Items listed in a dataset
━━━━━━

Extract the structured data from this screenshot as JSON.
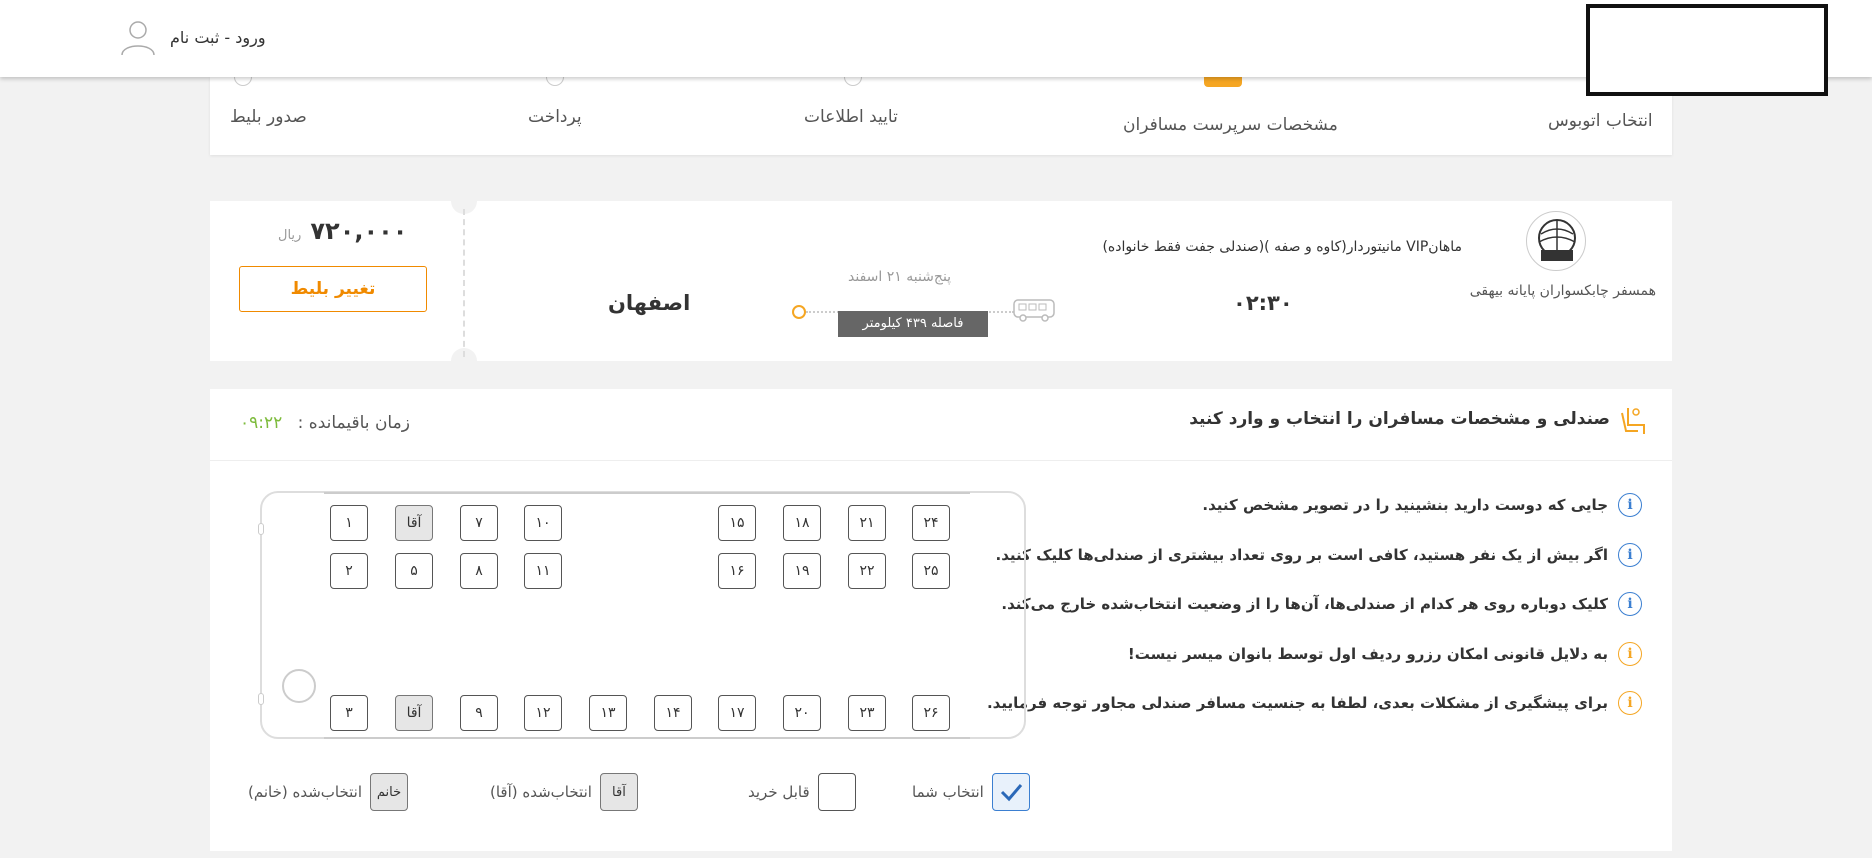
{
  "header": {
    "login_label": "ورود - ثبت نام"
  },
  "steps": [
    {
      "label": "انتخاب اتوبوس",
      "state": "done"
    },
    {
      "label": "مشخصات سرپرست مسافران",
      "state": "active"
    },
    {
      "label": "تایید اطلاعات",
      "state": "pending"
    },
    {
      "label": "پرداخت",
      "state": "pending"
    },
    {
      "label": "صدور بلیط",
      "state": "pending"
    }
  ],
  "trip": {
    "company": "همسفر چابکسواران پایانه بیهقی",
    "company_logo_text": "همسفر",
    "bus_description": "ماهانVIP مانیتوردار(کاوه و صفه )(صندلی جفت فقط خانواده)",
    "departure_time": "۰۲:۳۰",
    "date": "پنج‌شنبه ۲۱ اسفند",
    "distance": "فاصله ۴۳۹ کیلومتر",
    "destination": "اصفهان",
    "price": "۷۲۰,۰۰۰",
    "price_unit": "ریال",
    "change_button": "تغییر بلیط"
  },
  "seat_panel": {
    "title": "صندلی و مشخصات مسافران را انتخاب و وارد کنید",
    "timer_label": "زمان باقیمانده :",
    "timer_value": "۰۹:۲۲",
    "infos": [
      {
        "text": "جایی که دوست دارید بنشینید را در تصویر مشخص کنید.",
        "color": "blue"
      },
      {
        "text": "اگر بیش از یک نفر هستید، کافی است بر روی تعداد بیشتری از صندلی‌ها کلیک کنید.",
        "color": "blue"
      },
      {
        "text": "کلیک دوباره روی هر کدام از صندلی‌ها، آن‌ها را از وضعیت انتخاب‌شده خارج می‌کند.",
        "color": "blue"
      },
      {
        "text": "به دلایل قانونی امکان رزرو ردیف اول توسط بانوان میسر نیست!",
        "color": "orange"
      },
      {
        "text": "برای پیشگیری از مشکلات بعدی، لطفا به جنسیت مسافر صندلی مجاور توجه فرمایید.",
        "color": "orange"
      }
    ],
    "seats_row1": [
      "۱",
      "آقا",
      "۷",
      "۱۰",
      "۱۵",
      "۱۸",
      "۲۱",
      "۲۴"
    ],
    "seats_row2": [
      "۲",
      "۵",
      "۸",
      "۱۱",
      "۱۶",
      "۱۹",
      "۲۲",
      "۲۵"
    ],
    "seats_row3": [
      "۳",
      "آقا",
      "۹",
      "۱۲",
      "۱۳",
      "۱۴",
      "۱۷",
      "۲۰",
      "۲۳",
      "۲۶"
    ],
    "legend": {
      "selected": "انتخاب شما",
      "available": "قابل خرید",
      "male": "انتخاب‌شده (آقا)",
      "male_box": "آقا",
      "female": "انتخاب‌شده (خانم)",
      "female_box": "خانم"
    }
  }
}
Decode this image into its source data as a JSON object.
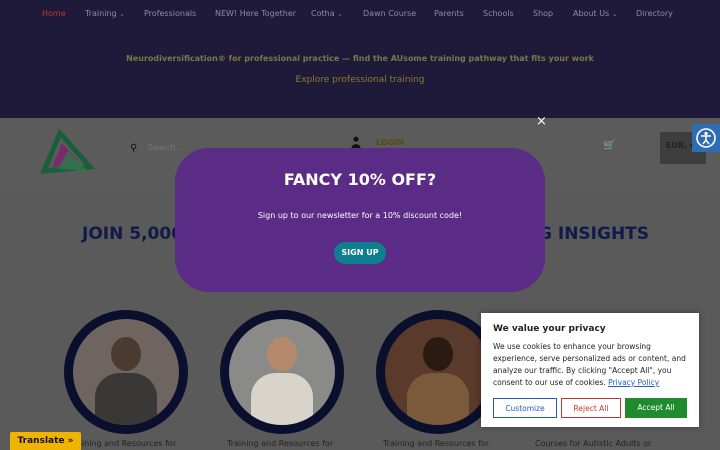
{
  "nav": {
    "items": [
      {
        "label": "Home",
        "active": true,
        "dropdown": false
      },
      {
        "label": "Training",
        "active": false,
        "dropdown": true
      },
      {
        "label": "Professionals",
        "active": false,
        "dropdown": false
      },
      {
        "label": "NEW! Here Together",
        "active": false,
        "dropdown": false
      },
      {
        "label": "Cotha",
        "active": false,
        "dropdown": true
      },
      {
        "label": "Dawn Course",
        "active": false,
        "dropdown": false
      },
      {
        "label": "Parents",
        "active": false,
        "dropdown": false
      },
      {
        "label": "Schools",
        "active": false,
        "dropdown": false
      },
      {
        "label": "Shop",
        "active": false,
        "dropdown": false
      },
      {
        "label": "About Us",
        "active": false,
        "dropdown": true
      },
      {
        "label": "Directory",
        "active": false,
        "dropdown": false
      }
    ],
    "chevron": "⌄"
  },
  "promo": {
    "text": "Neurodiversification® for professional practice — find the AUsome training pathway that fits your work",
    "link": "Explore professional training"
  },
  "header": {
    "search_placeholder": "Search...",
    "login_label": "LOGIN",
    "currency_label": "EUR, €",
    "icons": {
      "search": "search-icon",
      "user": "user-icon",
      "cart": "cart-icon",
      "accessibility": "accessibility-icon"
    }
  },
  "content": {
    "heading_left": "JOIN 5,000",
    "heading_right": "G INSIGHTS",
    "cards": [
      {
        "caption": "Training and Resources for"
      },
      {
        "caption": "Training and Resources for"
      },
      {
        "caption": "Training and Resources for"
      },
      {
        "caption": "Courses for Autistic Adults or"
      }
    ]
  },
  "modal": {
    "title": "FANCY 10% OFF?",
    "text": "Sign up to our newsletter for a 10% discount code!",
    "button": "SIGN UP",
    "close": "×"
  },
  "cookie": {
    "title": "We value your privacy",
    "text": "We use cookies to enhance your browsing experience, serve personalized ads or content, and analyze our traffic. By clicking \"Accept All\", you consent to our use of cookies.",
    "link": "Privacy Policy",
    "customize": "Customize",
    "reject": "Reject All",
    "accept": "Accept All"
  },
  "translate": {
    "label": "Translate »"
  },
  "colors": {
    "modal": "#5b2c86",
    "signup": "#0f7f8f",
    "accept": "#1f8a2e",
    "reject": "#c0392b",
    "customize": "#1f5dbf",
    "translate": "#f0b400"
  }
}
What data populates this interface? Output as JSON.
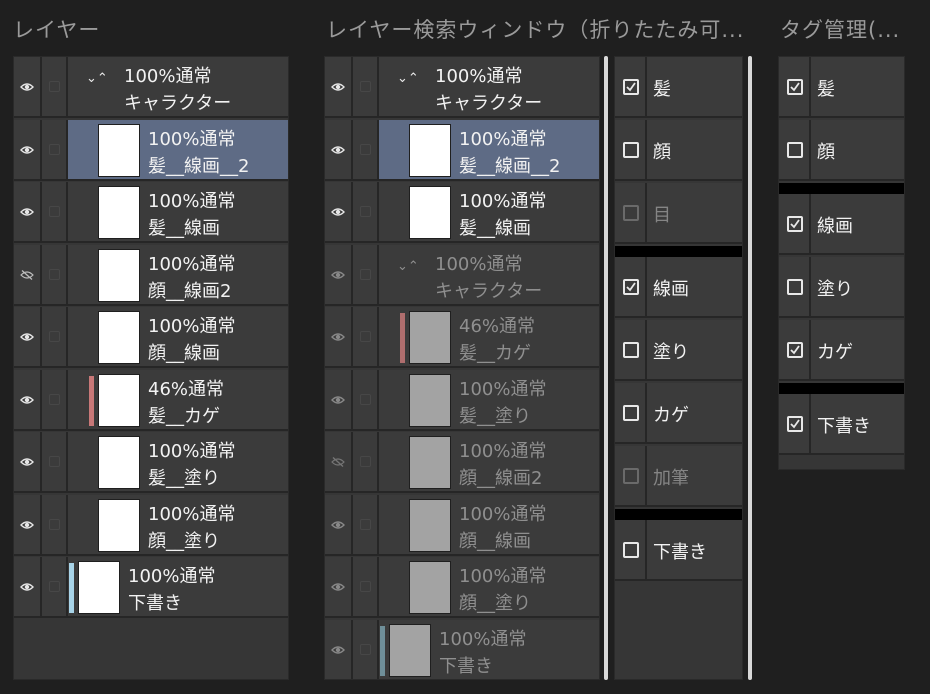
{
  "titles": {
    "layer": "レイヤー",
    "search": "レイヤー検索ウィンドウ（折りたたみ可...",
    "tags": "タグ管理(..."
  },
  "layers": [
    {
      "line1": "100%通常",
      "line2": "キャラクター",
      "folder": true,
      "visible": true
    },
    {
      "line1": "100%通常",
      "line2": "髪__線画__2",
      "visible": true,
      "selected": true
    },
    {
      "line1": "100%通常",
      "line2": "髪__線画",
      "visible": true
    },
    {
      "line1": "100%通常",
      "line2": "顔__線画2",
      "visible": false
    },
    {
      "line1": "100%通常",
      "line2": "顔__線画",
      "visible": true
    },
    {
      "line1": "46%通常",
      "line2": "髪__カゲ",
      "visible": true,
      "color": "#c87878"
    },
    {
      "line1": "100%通常",
      "line2": "髪__塗り",
      "visible": true
    },
    {
      "line1": "100%通常",
      "line2": "顔__塗り",
      "visible": true
    },
    {
      "line1": "100%通常",
      "line2": "下書き",
      "visible": true,
      "color": "#a8d4e8"
    }
  ],
  "search_layers": [
    {
      "line1": "100%通常",
      "line2": "キャラクター",
      "folder": true,
      "visible": true
    },
    {
      "line1": "100%通常",
      "line2": "髪__線画__2",
      "visible": true,
      "selected": true
    },
    {
      "line1": "100%通常",
      "line2": "髪__線画",
      "visible": true
    },
    {
      "line1": "100%通常",
      "line2": "キャラクター",
      "folder": true,
      "visible": true,
      "dim": true
    },
    {
      "line1": "46%通常",
      "line2": "髪__カゲ",
      "visible": true,
      "dim": true,
      "color": "#b06e6e"
    },
    {
      "line1": "100%通常",
      "line2": "髪__塗り",
      "visible": true,
      "dim": true
    },
    {
      "line1": "100%通常",
      "line2": "顔__線画2",
      "visible": false,
      "dim": true
    },
    {
      "line1": "100%通常",
      "line2": "顔__線画",
      "visible": true,
      "dim": true
    },
    {
      "line1": "100%通常",
      "line2": "顔__塗り",
      "visible": true,
      "dim": true
    },
    {
      "line1": "100%通常",
      "line2": "下書き",
      "visible": true,
      "dim": true,
      "color": "#6f8f99"
    }
  ],
  "search_tags": [
    {
      "label": "髪",
      "checked": true
    },
    {
      "label": "顔",
      "checked": false
    },
    {
      "label": "目",
      "checked": false,
      "dim": true
    },
    {
      "separator": true
    },
    {
      "label": "線画",
      "checked": true
    },
    {
      "label": "塗り",
      "checked": false
    },
    {
      "label": "カゲ",
      "checked": false
    },
    {
      "label": "加筆",
      "checked": false,
      "dim": true
    },
    {
      "separator": true
    },
    {
      "label": "下書き",
      "checked": false
    }
  ],
  "tag_manager": [
    {
      "label": "髪",
      "checked": true
    },
    {
      "label": "顔",
      "checked": false
    },
    {
      "separator": true
    },
    {
      "label": "線画",
      "checked": true
    },
    {
      "label": "塗り",
      "checked": false
    },
    {
      "label": "カゲ",
      "checked": true
    },
    {
      "separator": true
    },
    {
      "label": "下書き",
      "checked": true
    }
  ],
  "icons": {
    "visible": "eye-icon",
    "hidden": "eye-off-icon",
    "lock": "lock-icon",
    "folder": "chevron-folder-icon",
    "check": "check-icon"
  },
  "colors": {
    "selection": "#5e6b85",
    "background": "#1f1f1f",
    "row": "#3b3b3b"
  }
}
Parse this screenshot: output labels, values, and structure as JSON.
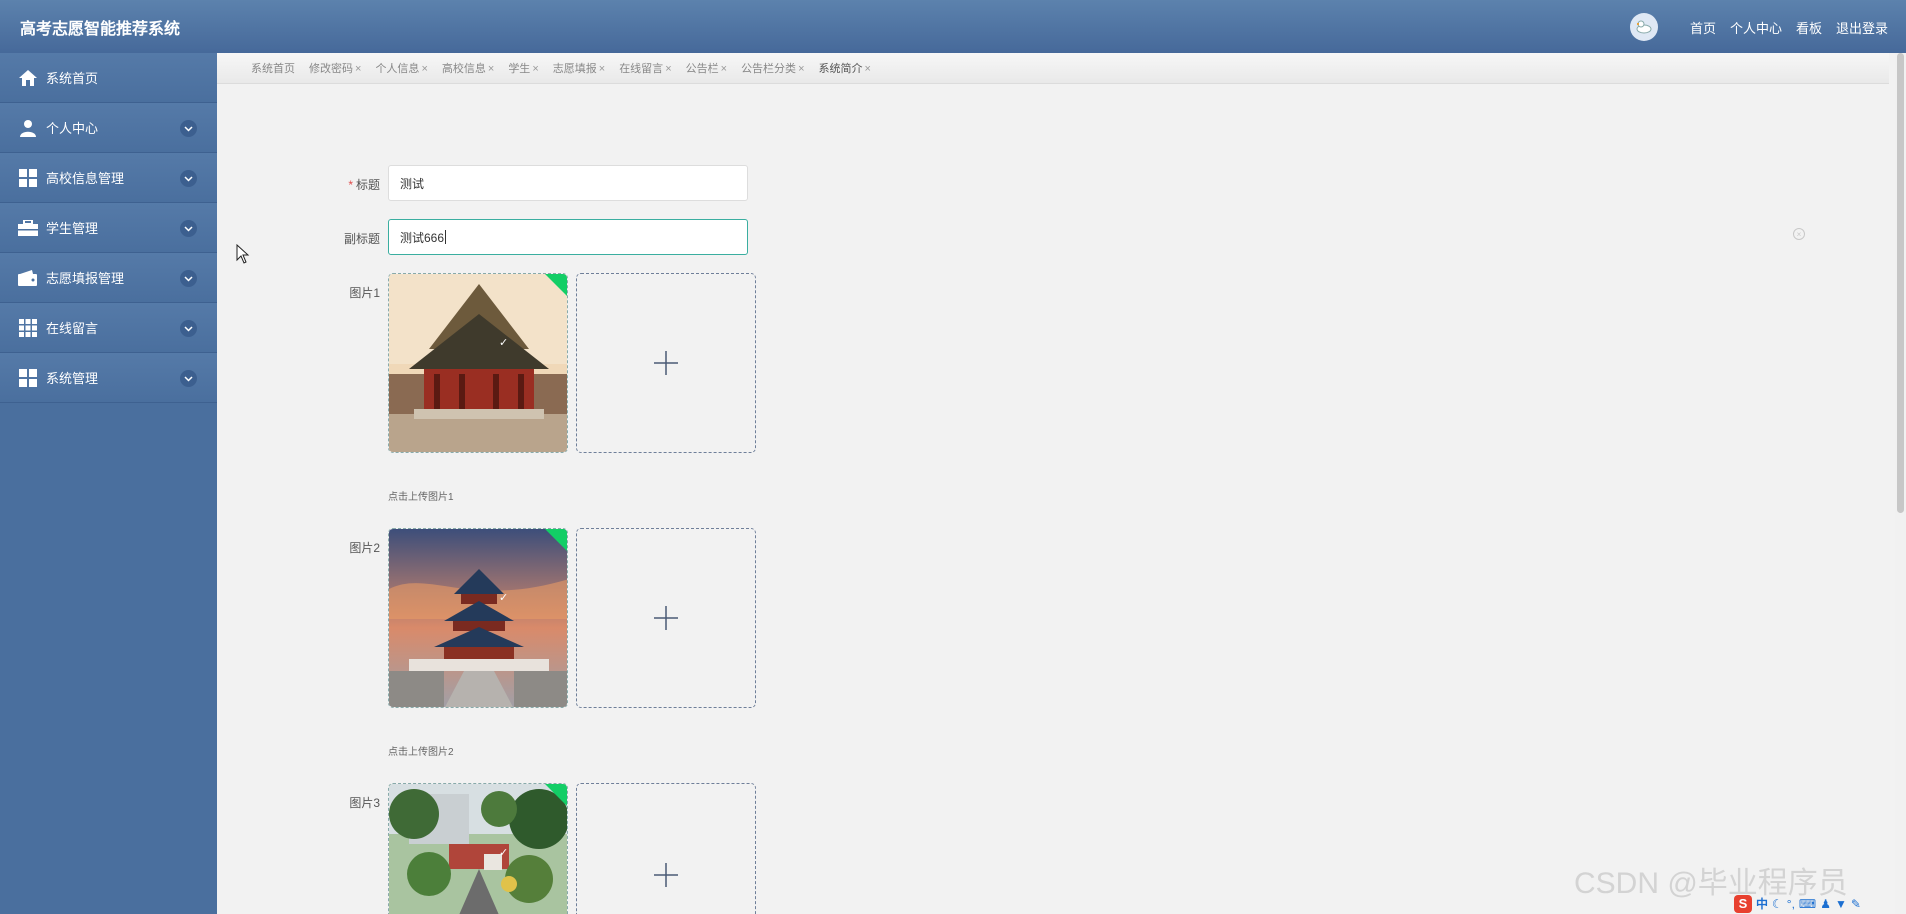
{
  "header": {
    "title": "高考志愿智能推荐系统",
    "nav": [
      "首页",
      "个人中心",
      "看板",
      "退出登录"
    ]
  },
  "sidebar": {
    "items": [
      {
        "label": "系统首页",
        "icon": "home-icon"
      },
      {
        "label": "个人中心",
        "icon": "user-icon"
      },
      {
        "label": "高校信息管理",
        "icon": "grid-icon"
      },
      {
        "label": "学生管理",
        "icon": "briefcase-icon"
      },
      {
        "label": "志愿填报管理",
        "icon": "wallet-icon"
      },
      {
        "label": "在线留言",
        "icon": "grid9-icon"
      },
      {
        "label": "系统管理",
        "icon": "grid-icon"
      }
    ]
  },
  "tabs": [
    "系统首页",
    "修改密码",
    "个人信息",
    "高校信息",
    "学生",
    "志愿填报",
    "在线留言",
    "公告栏",
    "公告栏分类",
    "系统简介"
  ],
  "form": {
    "title_label": "标题",
    "title_value": "测试",
    "subtitle_label": "副标题",
    "subtitle_value": "测试666",
    "pic1_label": "图片1",
    "pic1_tip": "点击上传图片1",
    "pic2_label": "图片2",
    "pic2_tip": "点击上传图片2",
    "pic3_label": "图片3"
  },
  "watermark": "CSDN @毕业程序员",
  "tray": {
    "ime": "中"
  },
  "colors": {
    "header": "#5c82ad",
    "sidebar": "#4a6f9e",
    "accent": "#13ce66",
    "focus": "#3aaea0",
    "required": "#e04b4b"
  }
}
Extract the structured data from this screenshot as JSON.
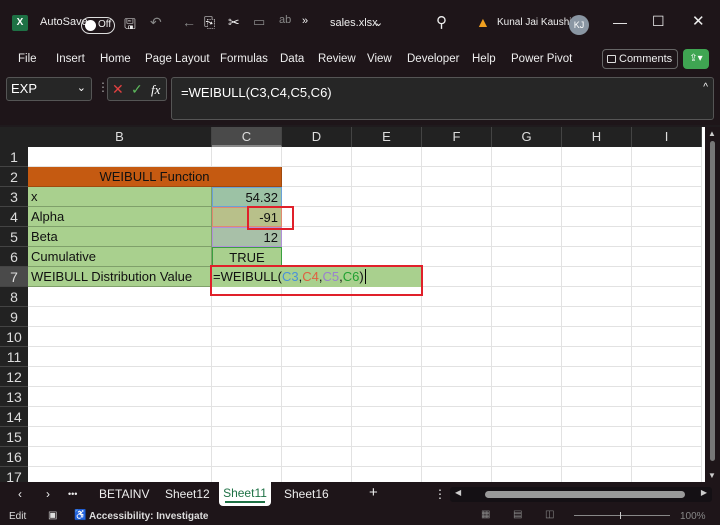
{
  "titlebar": {
    "app_icon": "excel-icon",
    "autosave_label": "AutoSave",
    "autosave_state": "Off",
    "filename": "sales.xlsx",
    "user": "Kunal Jai Kaushik",
    "initials": "KJ",
    "overflow": "»"
  },
  "ribbon": {
    "tabs": [
      "File",
      "Insert",
      "Home",
      "Page Layout",
      "Formulas",
      "Data",
      "Review",
      "View",
      "Developer",
      "Help",
      "Power Pivot"
    ],
    "comments": "Comments"
  },
  "formula_bar": {
    "name_box": "EXP",
    "formula": "=WEIBULL(C3,C4,C5,C6)",
    "fx": "fx"
  },
  "columns": [
    "B",
    "C",
    "D",
    "E",
    "F",
    "G",
    "H",
    "I"
  ],
  "rows": [
    "1",
    "2",
    "3",
    "4",
    "5",
    "6",
    "7",
    "8",
    "9",
    "10",
    "11",
    "12",
    "13",
    "14",
    "15",
    "16",
    "17"
  ],
  "cells": {
    "title": "WEIBULL Function",
    "x_label": "x",
    "x_value": "54.32",
    "alpha_label": "Alpha",
    "alpha_value": "-91",
    "beta_label": "Beta",
    "beta_value": "12",
    "cum_label": "Cumulative",
    "cum_value": "TRUE",
    "result_label": "WEIBULL Distribution Value",
    "edit": {
      "fn": "=WEIBULL(",
      "a1": "C3",
      "a2": "C4",
      "a3": "C5",
      "a4": "C6",
      "comma": ",",
      "close": ")"
    }
  },
  "sheet_tabs": {
    "more": "•••",
    "tabs": [
      "BETAINV",
      "Sheet12",
      "Sheet11",
      "Sheet16"
    ],
    "active": "Sheet11",
    "add": "+"
  },
  "status": {
    "mode": "Edit",
    "accessibility": "Accessibility: Investigate",
    "zoom": "100%"
  },
  "colors": {
    "header_fill": "#c55a11",
    "green_fill": "#a9d08e",
    "highlight": "#e0202a",
    "tab_underline": "#1e7145"
  }
}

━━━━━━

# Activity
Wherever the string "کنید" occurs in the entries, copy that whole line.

# Answer to this problem
    "title": "صندلی و مشخصات مسافران را انتخاب و وارد کنید",
        "text": "جایی که دوست دارید بنشینید را در تصویر مشخص کنید.",
        "text": "اگر بیش از یک نفر هستید، کافی است بر روی تعداد بیشتری از صندلی‌ها کلیک کنید.",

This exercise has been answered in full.